* _INFORMATION_:
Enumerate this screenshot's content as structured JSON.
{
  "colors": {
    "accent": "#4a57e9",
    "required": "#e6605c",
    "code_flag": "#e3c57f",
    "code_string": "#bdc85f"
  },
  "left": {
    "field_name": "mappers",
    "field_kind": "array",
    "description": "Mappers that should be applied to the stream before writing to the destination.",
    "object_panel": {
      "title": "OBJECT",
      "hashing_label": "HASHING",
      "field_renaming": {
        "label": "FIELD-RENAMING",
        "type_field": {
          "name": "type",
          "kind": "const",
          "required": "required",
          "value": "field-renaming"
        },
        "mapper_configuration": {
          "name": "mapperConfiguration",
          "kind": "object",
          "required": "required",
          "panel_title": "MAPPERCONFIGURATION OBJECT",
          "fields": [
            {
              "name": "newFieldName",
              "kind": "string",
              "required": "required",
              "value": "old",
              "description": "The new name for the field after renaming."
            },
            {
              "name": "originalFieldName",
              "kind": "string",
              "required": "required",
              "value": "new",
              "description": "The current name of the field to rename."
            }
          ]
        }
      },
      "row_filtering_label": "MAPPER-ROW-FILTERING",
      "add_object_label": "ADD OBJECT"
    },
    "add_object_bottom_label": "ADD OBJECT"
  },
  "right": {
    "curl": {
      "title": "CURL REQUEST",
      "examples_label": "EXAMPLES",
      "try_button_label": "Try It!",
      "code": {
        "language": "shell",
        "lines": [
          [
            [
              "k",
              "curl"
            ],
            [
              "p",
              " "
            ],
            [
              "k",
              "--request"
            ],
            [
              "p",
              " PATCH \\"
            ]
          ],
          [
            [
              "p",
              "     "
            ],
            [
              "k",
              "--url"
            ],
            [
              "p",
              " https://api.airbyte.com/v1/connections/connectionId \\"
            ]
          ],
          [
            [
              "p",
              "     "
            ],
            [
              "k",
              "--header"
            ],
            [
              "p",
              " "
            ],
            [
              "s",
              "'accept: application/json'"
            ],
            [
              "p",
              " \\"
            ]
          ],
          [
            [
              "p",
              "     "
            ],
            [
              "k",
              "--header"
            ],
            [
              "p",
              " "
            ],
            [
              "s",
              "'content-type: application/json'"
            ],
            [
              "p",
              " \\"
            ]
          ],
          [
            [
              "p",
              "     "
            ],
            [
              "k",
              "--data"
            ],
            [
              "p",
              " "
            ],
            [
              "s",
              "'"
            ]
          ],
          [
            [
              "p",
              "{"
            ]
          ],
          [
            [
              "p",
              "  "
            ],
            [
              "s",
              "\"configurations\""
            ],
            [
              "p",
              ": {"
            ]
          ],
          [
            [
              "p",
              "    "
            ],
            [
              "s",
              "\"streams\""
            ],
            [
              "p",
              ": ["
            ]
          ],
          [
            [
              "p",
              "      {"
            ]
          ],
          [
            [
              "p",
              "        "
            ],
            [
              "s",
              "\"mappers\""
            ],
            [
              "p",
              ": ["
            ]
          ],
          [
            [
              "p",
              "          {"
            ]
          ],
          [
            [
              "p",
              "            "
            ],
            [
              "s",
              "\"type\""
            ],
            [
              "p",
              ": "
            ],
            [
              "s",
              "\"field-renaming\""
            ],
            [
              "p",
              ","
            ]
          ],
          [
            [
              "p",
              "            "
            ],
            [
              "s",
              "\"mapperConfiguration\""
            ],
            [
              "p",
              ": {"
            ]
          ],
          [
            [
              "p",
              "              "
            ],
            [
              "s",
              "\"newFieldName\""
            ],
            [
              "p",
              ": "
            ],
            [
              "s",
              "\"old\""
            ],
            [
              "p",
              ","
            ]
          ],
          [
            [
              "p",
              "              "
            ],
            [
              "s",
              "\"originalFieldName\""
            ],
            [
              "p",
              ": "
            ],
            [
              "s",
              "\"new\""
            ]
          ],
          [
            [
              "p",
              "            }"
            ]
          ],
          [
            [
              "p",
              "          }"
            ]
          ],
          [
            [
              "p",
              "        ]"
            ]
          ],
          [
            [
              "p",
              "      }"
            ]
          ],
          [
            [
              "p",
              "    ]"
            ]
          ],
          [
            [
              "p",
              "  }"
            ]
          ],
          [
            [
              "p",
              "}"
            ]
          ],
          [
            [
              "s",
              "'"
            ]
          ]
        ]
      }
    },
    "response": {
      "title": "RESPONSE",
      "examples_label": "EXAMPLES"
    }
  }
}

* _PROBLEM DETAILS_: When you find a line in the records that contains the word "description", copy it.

* _OUTPUT BELOW_:
    "description": "Mappers that should be applied to the stream before writing to the destination.",
              "description": "The new name for the field after renaming."
              "description": "The current name of the field to rename."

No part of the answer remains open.